LISTED RECORDS:

☆ ☆ ☆ ☆ ☆ ☆ ☆

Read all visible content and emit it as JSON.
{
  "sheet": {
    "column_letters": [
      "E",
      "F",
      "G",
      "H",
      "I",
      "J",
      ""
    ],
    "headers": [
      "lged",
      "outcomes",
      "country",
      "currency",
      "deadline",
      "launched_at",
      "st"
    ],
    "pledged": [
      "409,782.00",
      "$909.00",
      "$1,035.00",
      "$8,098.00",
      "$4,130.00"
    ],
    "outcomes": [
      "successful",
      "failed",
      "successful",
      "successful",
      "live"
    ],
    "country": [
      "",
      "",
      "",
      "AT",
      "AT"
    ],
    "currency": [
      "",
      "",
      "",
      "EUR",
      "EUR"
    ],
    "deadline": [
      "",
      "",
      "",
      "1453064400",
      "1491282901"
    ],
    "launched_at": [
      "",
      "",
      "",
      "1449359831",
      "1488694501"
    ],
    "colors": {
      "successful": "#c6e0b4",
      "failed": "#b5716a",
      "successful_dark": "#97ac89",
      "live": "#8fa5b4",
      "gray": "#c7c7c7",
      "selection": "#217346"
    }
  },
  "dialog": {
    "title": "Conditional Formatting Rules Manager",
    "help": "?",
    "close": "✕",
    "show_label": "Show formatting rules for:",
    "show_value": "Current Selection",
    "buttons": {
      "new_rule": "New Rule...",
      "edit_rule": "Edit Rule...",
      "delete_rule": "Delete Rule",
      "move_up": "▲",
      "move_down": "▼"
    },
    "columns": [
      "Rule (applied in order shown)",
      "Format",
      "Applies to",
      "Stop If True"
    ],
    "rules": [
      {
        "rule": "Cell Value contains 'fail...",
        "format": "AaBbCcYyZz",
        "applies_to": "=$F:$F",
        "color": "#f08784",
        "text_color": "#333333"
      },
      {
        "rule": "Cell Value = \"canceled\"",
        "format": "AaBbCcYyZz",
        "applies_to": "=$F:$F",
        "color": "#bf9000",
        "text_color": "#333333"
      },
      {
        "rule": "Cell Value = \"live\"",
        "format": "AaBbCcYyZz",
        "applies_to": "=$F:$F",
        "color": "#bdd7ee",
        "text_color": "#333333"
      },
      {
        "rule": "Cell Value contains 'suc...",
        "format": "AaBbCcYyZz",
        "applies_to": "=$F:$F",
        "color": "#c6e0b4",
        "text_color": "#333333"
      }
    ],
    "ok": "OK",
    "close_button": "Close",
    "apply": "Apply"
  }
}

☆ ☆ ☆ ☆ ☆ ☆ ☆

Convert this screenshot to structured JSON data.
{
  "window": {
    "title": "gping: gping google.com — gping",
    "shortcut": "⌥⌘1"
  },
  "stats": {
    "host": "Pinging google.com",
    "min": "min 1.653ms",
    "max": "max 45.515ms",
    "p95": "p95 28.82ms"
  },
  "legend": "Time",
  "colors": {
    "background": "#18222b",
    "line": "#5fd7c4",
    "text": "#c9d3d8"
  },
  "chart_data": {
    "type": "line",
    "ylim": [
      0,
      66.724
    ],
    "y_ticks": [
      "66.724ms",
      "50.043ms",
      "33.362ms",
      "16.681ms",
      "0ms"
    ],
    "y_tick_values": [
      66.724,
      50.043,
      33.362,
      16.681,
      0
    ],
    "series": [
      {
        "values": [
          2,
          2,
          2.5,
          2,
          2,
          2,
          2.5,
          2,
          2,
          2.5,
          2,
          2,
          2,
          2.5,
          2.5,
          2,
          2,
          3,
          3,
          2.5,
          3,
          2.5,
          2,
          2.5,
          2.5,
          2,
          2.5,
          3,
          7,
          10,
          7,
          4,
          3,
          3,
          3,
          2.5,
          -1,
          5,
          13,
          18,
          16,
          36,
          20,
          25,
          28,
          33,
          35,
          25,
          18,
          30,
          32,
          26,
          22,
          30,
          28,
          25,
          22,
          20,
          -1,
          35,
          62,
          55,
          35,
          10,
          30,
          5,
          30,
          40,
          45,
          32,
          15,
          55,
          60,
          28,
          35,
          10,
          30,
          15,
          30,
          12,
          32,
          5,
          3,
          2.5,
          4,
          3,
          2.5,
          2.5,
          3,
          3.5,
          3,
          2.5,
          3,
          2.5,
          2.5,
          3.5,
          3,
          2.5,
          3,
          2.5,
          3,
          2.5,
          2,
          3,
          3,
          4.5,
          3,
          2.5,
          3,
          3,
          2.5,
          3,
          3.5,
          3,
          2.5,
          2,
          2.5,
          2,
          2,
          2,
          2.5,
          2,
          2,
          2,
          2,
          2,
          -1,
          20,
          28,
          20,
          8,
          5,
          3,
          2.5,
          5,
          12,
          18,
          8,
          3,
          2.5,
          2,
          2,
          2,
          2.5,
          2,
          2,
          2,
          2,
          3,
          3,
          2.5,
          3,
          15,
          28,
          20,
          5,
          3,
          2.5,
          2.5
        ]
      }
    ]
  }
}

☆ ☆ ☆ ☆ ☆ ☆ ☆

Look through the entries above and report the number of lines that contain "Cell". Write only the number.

TASK ANSWER:
4